"I wouldn't recommend any guy wearing a brightly colored camouflage dinner jacket, either. But Cam Newton pulls it off in the same way he pulls off his dabbin' touchdown celebration. It's the kind of thing only he can do in the game of football."
Newton arrived at his news conference following a Week 3 win over New Orleans wearing a blue, camouflage-print tuxedo jacket and a blue bow tie.
"This is a black-tie look," Green said. "Should he be wearing this after a game? Absolutely not. But again, this is a reminder to let everyone know he is Cam Newton and you can break the rules on and off the field."
Newton often goes with the tuxedo look. What stands is how well Newton wears the jacket. You can tell it didn't come off the store rack.
"It states that he really, really is trying to look his best," Green said. "To use that Deion Sanders quote, 'If you look good, you feel good. If you feel good, you play good. If you play good, you pay good.'
"Cam is the embodiment of that. He's thinking, 'What's the fanciest thing I can wear after the game because I believe I'm going to win? I believe I'm going to have a great game and all eyes are going to be on me and I'm going to give this press conference and I want to look like a billion bucks."
Green said Newton, particularly for a man his size (6-foot-5, 260 pounds), looks as good in clothes as any runway model.
"It's not an easy thing to do to get a GQ fit and you're a professional athlete," he said. "He deserves a lot more kudos and congratulatory sentiment for his style than criticism, for sure."
No style moment drew more criticism than Newton's decision to wear extremely short men's capri-style pants after a loss to Pittsburgh last season.
"There's a right way to do that and a wrong way to do that," Green said. "When you're [6-foot-5] there are certain fashion trends you have to leave on the table. Cam did not accept that.
"He cut his pants super short, which is the trend. He might have cut them a few inches higher than the trend so they looked really, really exaggerated. I would want to have a conversation with his tailor and talk that out with him."
Thomas laughed as soon as the capris-like pants were mentioned.
"The man capris were very controversial," he said. "We got a lot of phone calls on those, saying, 'I can't believe you made those.'
"That's something he did on his own. I'm not sure where he got those."
"I hope he felt like they didn't work and he moves on," Green said. "But him being daring, he has to take risks."

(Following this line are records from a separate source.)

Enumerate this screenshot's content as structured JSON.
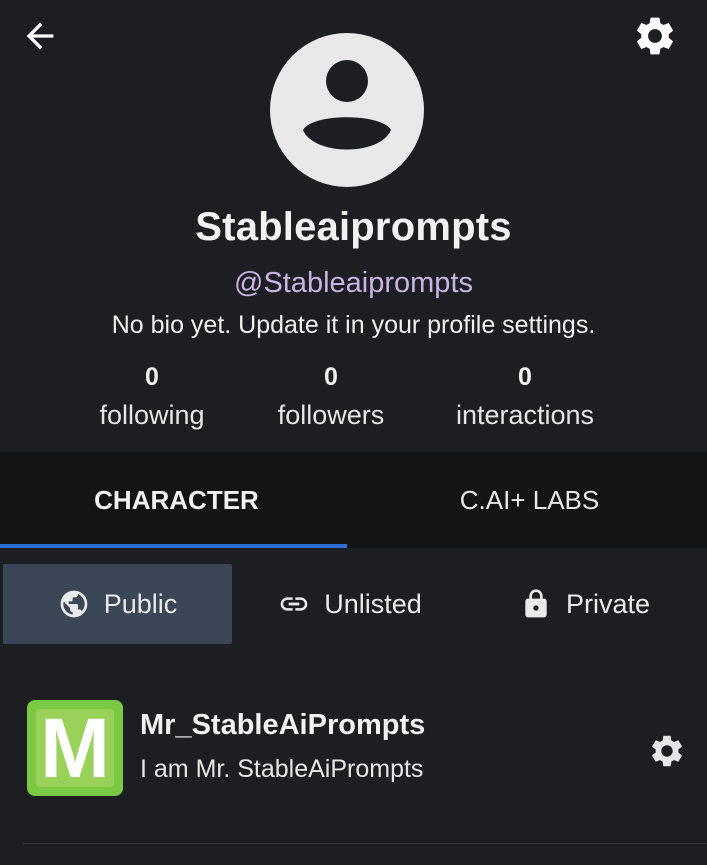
{
  "header": {
    "back_icon": "arrow-left-icon",
    "settings_icon": "gear-icon"
  },
  "profile": {
    "avatar_icon": "user-circle-icon",
    "name": "Stableaiprompts",
    "handle": "@Stableaiprompts",
    "bio": "No bio yet. Update it in your profile settings.",
    "stats": [
      {
        "value": "0",
        "label": "following"
      },
      {
        "value": "0",
        "label": "followers"
      },
      {
        "value": "0",
        "label": "interactions"
      }
    ]
  },
  "tabs": [
    {
      "label": "CHARACTER",
      "active": true
    },
    {
      "label": "C.AI+ LABS",
      "active": false
    }
  ],
  "filters": [
    {
      "label": "Public",
      "icon": "globe-icon",
      "active": true
    },
    {
      "label": "Unlisted",
      "icon": "link-icon",
      "active": false
    },
    {
      "label": "Private",
      "icon": "lock-icon",
      "active": false
    }
  ],
  "characters": [
    {
      "name": "Mr_StableAiPrompts",
      "description": "I am Mr. StableAiPrompts",
      "avatar_letter": "M",
      "settings_icon": "gear-icon"
    }
  ],
  "colors": {
    "background": "#1d1e21",
    "tab_bar": "#141416",
    "accent": "#2a6fd3",
    "handle": "#c7b3e6",
    "active_filter": "#3b4656",
    "character_avatar": "#7ac943"
  }
}
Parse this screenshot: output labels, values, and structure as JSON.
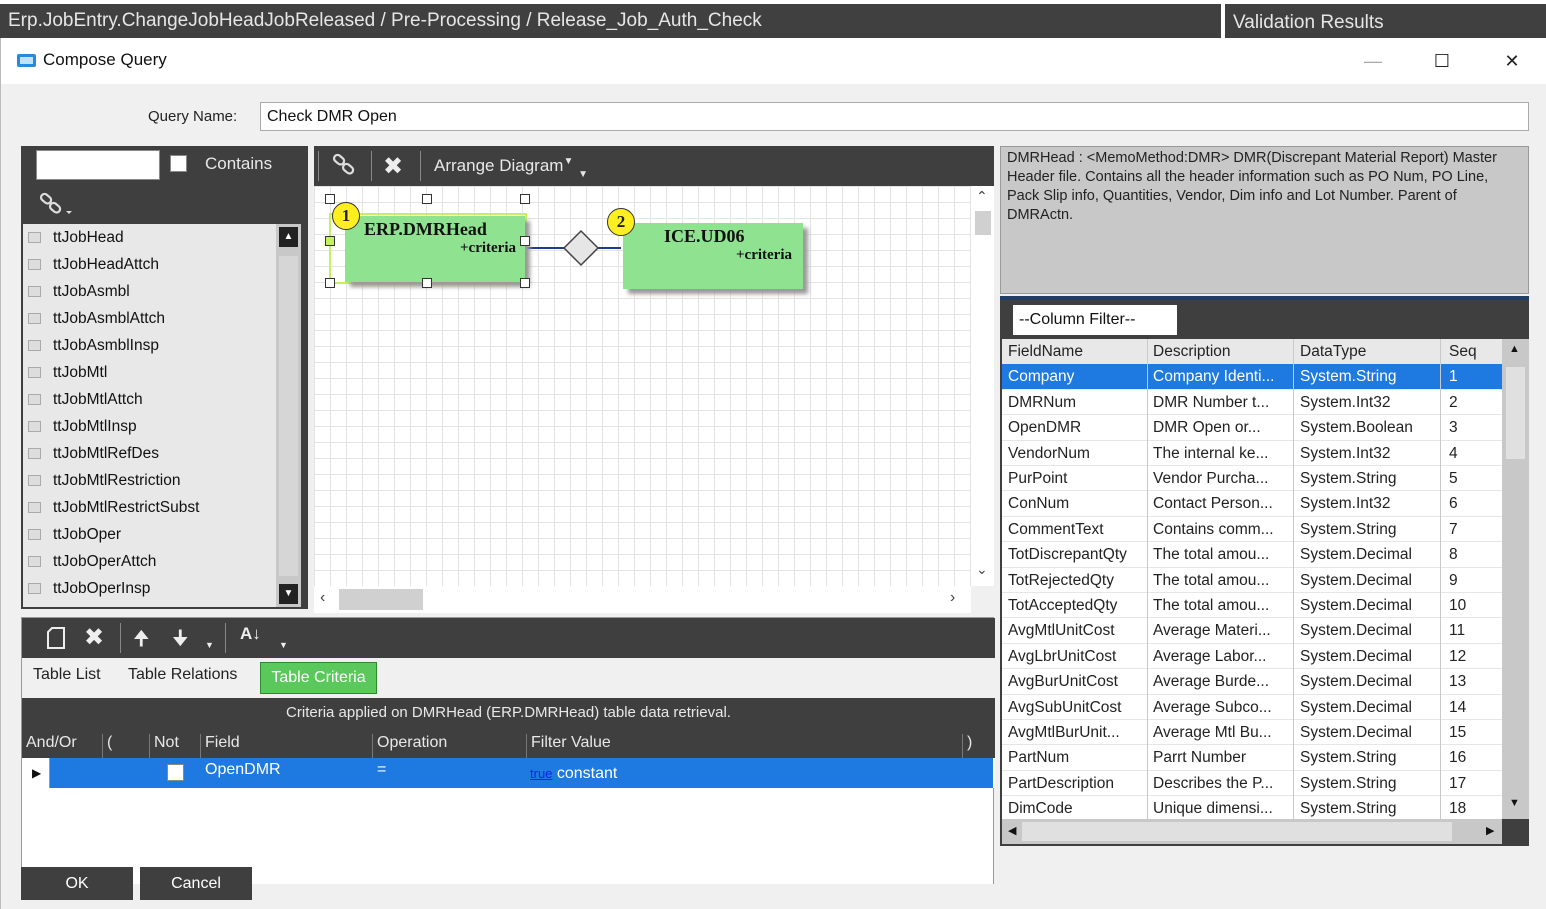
{
  "breadcrumb": "Erp.JobEntry.ChangeJobHeadJobReleased / Pre-Processing / Release_Job_Auth_Check",
  "validation_title": "Validation Results",
  "dialog_title": "Compose Query",
  "query_name_label": "Query Name:",
  "query_name_value": "Check DMR Open",
  "table_search": {
    "placeholder": "",
    "contains_label": "Contains"
  },
  "tables": [
    "ttJobHead",
    "ttJobHeadAttch",
    "ttJobAsmbl",
    "ttJobAsmblAttch",
    "ttJobAsmblInsp",
    "ttJobMtl",
    "ttJobMtlAttch",
    "ttJobMtlInsp",
    "ttJobMtlRefDes",
    "ttJobMtlRestriction",
    "ttJobMtlRestrictSubst",
    "ttJobOper",
    "ttJobOperAttch",
    "ttJobOperInsp"
  ],
  "diagram": {
    "arrange_label": "Arrange Diagram",
    "nodes": [
      {
        "badge": "1",
        "name": "ERP.DMRHead",
        "criteria": "+criteria"
      },
      {
        "badge": "2",
        "name": "ICE.UD06",
        "criteria": "+criteria"
      }
    ]
  },
  "description": "DMRHead : <MemoMethod:DMR>            DMR(Discrepant Material Report) Master Header file.  Contains all the header information such as PO Num, PO Line, Pack Slip info, Quantities, Vendor, Dim info and Lot Number.  Parent of DMRActn.",
  "column_filter": "--Column Filter--",
  "columns": {
    "headers": [
      "FieldName",
      "Description",
      "DataType",
      "Seq"
    ],
    "rows": [
      [
        "Company",
        "Company Identi...",
        "System.String",
        "1"
      ],
      [
        "DMRNum",
        "DMR Number t...",
        "System.Int32",
        "2"
      ],
      [
        "OpenDMR",
        "DMR Open or...",
        "System.Boolean",
        "3"
      ],
      [
        "VendorNum",
        "The internal ke...",
        "System.Int32",
        "4"
      ],
      [
        "PurPoint",
        "Vendor Purcha...",
        "System.String",
        "5"
      ],
      [
        "ConNum",
        "Contact Person...",
        "System.Int32",
        "6"
      ],
      [
        "CommentText",
        "Contains comm...",
        "System.String",
        "7"
      ],
      [
        "TotDiscrepantQty",
        "The total amou...",
        "System.Decimal",
        "8"
      ],
      [
        "TotRejectedQty",
        "The total amou...",
        "System.Decimal",
        "9"
      ],
      [
        "TotAcceptedQty",
        "The total amou...",
        "System.Decimal",
        "10"
      ],
      [
        "AvgMtlUnitCost",
        "Average Materi...",
        "System.Decimal",
        "11"
      ],
      [
        "AvgLbrUnitCost",
        "Average Labor...",
        "System.Decimal",
        "12"
      ],
      [
        "AvgBurUnitCost",
        "Average Burde...",
        "System.Decimal",
        "13"
      ],
      [
        "AvgSubUnitCost",
        "Average Subco...",
        "System.Decimal",
        "14"
      ],
      [
        "AvgMtlBurUnit...",
        "Average Mtl Bu...",
        "System.Decimal",
        "15"
      ],
      [
        "PartNum",
        "Parrt Number",
        "System.String",
        "16"
      ],
      [
        "PartDescription",
        "Describes the P...",
        "System.String",
        "17"
      ],
      [
        "DimCode",
        "Unique dimensi...",
        "System.String",
        "18"
      ]
    ]
  },
  "tabs": {
    "table_list": "Table List",
    "table_relations": "Table Relations",
    "table_criteria": "Table Criteria"
  },
  "criteria": {
    "caption": "Criteria applied on DMRHead (ERP.DMRHead)  table data retrieval.",
    "headers": {
      "and_or": "And/Or",
      "lparen": "(",
      "not": "Not",
      "field": "Field",
      "operation": "Operation",
      "filter_value": "Filter Value",
      "rparen": ")"
    },
    "row": {
      "field": "OpenDMR",
      "operation": "=",
      "value_link": "true",
      "value_type": "constant"
    }
  },
  "buttons": {
    "ok": "OK",
    "cancel": "Cancel"
  }
}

Middle linebacker Luke Kuechly was asked last week if he could wear anything that Newton does. "If I'm dressing up for Halloween, I can," he said jokingly after referencing the foxtail.
Other Panthers are paying attention and trying to upgrade their own style. Left tackle Michael Oher admits he has purchased some shoes that "really shine" and credits Newton for giving him the confidence to wear them.
"You see the NBA guys with all that stuff," Oher said. "He's opening guys' eyes and making them pick it up. You've got to be confident to do that. He's a confident guy on and off the field."
Confident is perhaps the best way to describe Newton's style.
"I've been in the fashion business my whole life," Thomas said. "I would say his style is very pulled together, very unique. He is a guy who is a very confident dresser."
One can only imagine where that confidence will take Newton if the Panthers reach the Super Bowl.
"Cam is doing something that is extreme," Green said. "But that's the only way that the style culture of the league is going to change. It starts with a few people that are extreme and that trickles off to other franchise players and teammates, and eventually some of them are really going to nail it and you get these style icons."
Brady's style, as solid as it is, hasn't become iconic.
"I think it's because he doesn't dress brash and colorful enough," Green said. "He doesn't catch enough people's eyes. He might wear the perfect navy blazer, but at the end of the day it's just a navy blazer.
"Whereas Cam has on like a three-piece plaid suit, more guys are going to take notice of that and try to do their own version of it. He's not perfect, but he's good by GQ."